## To do
Which lines of the data include the string "Testing"? List them all.

(Website and app data records)
+--

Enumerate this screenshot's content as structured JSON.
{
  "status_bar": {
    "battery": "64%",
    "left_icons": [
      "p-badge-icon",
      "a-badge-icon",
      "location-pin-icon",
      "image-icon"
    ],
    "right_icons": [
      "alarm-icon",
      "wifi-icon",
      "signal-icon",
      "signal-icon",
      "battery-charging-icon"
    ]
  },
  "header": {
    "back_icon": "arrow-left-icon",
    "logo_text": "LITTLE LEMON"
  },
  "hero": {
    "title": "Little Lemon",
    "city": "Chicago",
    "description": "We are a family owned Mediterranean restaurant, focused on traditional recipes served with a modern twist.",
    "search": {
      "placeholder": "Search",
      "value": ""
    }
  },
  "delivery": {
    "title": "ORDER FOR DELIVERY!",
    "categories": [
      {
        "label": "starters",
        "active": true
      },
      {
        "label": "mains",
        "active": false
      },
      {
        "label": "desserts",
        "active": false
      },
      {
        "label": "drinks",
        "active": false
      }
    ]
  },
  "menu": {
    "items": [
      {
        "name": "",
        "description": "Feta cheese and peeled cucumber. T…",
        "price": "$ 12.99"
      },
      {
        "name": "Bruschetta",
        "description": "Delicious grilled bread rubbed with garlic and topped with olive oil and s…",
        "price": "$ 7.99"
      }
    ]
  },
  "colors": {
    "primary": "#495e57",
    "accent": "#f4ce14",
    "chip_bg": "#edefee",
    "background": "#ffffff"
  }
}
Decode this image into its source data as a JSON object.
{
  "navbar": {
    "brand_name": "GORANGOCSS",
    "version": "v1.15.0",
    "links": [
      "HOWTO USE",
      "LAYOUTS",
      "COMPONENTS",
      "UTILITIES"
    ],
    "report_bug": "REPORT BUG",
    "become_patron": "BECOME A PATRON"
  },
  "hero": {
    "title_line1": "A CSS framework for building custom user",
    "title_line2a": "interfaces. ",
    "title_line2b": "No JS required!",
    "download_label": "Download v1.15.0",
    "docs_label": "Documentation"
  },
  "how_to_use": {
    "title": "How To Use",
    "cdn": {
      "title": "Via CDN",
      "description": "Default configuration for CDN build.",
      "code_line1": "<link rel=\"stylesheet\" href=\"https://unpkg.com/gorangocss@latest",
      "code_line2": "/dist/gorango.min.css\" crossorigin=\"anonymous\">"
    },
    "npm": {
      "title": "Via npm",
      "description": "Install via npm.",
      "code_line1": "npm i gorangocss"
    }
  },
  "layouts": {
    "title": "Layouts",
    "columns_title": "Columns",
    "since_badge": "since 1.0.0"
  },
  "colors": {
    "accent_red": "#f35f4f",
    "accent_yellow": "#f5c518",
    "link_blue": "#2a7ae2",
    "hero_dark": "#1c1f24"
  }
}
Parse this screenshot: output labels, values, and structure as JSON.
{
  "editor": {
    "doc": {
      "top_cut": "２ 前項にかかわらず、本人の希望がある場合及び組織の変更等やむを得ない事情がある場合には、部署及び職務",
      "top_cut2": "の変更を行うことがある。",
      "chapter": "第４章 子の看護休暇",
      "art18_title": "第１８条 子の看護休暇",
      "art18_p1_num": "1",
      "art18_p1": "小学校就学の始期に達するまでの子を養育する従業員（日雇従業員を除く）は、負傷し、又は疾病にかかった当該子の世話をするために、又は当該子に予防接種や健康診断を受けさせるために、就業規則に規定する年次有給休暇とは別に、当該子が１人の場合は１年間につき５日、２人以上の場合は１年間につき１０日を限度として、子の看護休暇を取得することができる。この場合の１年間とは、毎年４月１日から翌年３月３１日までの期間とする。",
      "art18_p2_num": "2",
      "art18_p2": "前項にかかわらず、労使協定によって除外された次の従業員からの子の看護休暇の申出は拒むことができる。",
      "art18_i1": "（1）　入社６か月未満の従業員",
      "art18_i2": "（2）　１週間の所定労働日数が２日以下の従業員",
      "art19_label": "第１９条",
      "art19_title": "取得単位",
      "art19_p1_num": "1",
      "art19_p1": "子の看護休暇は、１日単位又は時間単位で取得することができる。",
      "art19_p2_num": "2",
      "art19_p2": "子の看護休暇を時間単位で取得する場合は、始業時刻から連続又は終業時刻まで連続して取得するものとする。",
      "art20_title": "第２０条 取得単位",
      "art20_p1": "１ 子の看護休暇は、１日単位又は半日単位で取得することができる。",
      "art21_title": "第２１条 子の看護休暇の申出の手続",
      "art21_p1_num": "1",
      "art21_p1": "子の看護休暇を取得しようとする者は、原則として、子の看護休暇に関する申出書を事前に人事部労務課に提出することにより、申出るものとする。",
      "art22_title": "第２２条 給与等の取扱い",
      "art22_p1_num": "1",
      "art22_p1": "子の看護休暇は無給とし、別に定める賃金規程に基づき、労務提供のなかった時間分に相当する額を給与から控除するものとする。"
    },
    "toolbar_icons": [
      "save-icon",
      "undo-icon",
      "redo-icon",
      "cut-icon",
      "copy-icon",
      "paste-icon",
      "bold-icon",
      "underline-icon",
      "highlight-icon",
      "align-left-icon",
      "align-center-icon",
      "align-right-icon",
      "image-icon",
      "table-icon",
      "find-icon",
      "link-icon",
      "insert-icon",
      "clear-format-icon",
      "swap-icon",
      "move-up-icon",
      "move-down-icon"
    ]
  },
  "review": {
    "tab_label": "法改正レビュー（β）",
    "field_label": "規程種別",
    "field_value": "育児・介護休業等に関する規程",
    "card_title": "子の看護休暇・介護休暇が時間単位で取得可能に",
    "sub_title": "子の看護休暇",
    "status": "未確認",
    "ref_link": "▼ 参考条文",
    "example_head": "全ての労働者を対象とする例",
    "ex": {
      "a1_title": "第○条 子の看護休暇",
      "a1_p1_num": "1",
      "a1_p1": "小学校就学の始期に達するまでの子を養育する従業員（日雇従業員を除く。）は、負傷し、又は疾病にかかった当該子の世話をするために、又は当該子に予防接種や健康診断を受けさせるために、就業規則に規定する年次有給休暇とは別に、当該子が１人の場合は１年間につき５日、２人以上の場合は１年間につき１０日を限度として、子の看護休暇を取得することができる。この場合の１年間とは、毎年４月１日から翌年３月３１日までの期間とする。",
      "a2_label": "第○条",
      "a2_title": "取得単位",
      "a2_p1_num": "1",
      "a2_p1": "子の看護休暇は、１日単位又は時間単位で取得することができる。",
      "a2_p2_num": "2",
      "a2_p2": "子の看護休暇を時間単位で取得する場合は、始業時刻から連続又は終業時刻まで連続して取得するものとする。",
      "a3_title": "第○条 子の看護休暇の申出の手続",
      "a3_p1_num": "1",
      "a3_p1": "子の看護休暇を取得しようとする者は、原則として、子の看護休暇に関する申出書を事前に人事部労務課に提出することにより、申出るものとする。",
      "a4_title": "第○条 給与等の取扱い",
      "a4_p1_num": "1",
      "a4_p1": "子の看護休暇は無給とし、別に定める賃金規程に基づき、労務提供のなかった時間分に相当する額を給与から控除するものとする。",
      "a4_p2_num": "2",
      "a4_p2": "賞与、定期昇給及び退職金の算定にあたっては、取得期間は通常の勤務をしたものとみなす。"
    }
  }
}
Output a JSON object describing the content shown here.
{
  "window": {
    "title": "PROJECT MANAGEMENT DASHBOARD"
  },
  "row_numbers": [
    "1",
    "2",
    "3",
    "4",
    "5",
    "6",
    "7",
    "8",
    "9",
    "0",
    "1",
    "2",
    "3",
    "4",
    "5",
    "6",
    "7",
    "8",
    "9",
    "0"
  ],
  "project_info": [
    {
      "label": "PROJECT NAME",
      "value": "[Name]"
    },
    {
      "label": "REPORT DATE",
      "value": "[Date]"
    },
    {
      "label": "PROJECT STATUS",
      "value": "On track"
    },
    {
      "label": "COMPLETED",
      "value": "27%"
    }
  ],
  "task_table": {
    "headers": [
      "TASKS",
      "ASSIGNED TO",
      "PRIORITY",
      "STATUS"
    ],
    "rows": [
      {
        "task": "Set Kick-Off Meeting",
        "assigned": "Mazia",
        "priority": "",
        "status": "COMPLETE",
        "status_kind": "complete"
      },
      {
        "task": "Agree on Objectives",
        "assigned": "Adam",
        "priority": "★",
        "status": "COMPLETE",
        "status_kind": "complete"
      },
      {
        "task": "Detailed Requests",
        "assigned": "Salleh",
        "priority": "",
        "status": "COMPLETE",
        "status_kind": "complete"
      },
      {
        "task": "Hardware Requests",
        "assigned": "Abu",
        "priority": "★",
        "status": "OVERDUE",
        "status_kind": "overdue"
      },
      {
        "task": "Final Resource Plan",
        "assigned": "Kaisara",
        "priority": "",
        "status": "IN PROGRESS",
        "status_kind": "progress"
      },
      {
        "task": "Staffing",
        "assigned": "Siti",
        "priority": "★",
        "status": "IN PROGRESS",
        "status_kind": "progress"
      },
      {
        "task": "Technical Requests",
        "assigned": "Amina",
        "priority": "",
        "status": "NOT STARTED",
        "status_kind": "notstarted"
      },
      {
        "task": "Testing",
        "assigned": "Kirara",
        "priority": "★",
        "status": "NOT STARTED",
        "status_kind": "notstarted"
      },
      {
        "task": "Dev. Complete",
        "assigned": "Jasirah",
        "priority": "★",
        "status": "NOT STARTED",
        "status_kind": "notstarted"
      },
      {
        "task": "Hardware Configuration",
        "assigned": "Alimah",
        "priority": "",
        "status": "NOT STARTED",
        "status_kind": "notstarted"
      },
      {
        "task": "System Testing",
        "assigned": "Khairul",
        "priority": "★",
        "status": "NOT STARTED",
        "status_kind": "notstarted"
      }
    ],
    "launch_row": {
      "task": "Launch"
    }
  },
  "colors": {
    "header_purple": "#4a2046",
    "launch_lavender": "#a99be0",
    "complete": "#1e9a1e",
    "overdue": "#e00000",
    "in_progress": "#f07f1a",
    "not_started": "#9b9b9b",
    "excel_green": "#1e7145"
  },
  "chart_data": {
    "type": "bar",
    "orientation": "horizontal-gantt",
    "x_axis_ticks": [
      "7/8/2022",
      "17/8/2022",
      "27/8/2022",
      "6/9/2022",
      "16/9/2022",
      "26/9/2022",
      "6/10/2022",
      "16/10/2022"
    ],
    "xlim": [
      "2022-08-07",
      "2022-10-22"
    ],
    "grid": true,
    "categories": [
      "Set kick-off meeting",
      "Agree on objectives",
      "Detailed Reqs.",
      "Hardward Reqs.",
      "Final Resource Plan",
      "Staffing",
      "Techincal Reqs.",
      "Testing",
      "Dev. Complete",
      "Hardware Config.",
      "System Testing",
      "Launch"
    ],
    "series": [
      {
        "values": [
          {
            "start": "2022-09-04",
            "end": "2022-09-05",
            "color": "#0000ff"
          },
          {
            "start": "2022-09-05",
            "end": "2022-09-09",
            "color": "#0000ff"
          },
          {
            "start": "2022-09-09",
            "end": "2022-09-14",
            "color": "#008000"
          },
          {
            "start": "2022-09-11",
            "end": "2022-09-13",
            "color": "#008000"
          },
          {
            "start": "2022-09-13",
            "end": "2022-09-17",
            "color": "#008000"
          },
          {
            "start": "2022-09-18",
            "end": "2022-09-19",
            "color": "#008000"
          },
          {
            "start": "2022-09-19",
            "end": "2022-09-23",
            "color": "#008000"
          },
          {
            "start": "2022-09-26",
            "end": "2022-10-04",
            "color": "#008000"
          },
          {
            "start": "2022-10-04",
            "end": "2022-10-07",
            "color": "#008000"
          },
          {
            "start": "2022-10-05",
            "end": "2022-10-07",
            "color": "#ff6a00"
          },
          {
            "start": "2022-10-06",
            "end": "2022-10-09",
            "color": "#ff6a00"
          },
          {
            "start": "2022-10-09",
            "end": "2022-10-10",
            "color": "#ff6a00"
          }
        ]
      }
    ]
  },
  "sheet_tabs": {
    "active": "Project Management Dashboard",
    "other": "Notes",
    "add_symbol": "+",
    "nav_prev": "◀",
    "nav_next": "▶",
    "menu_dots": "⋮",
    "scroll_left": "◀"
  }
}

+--

## Task response
        "task": "Testing",
        "task": "System Testing",
      "Testing",
      "System Testing",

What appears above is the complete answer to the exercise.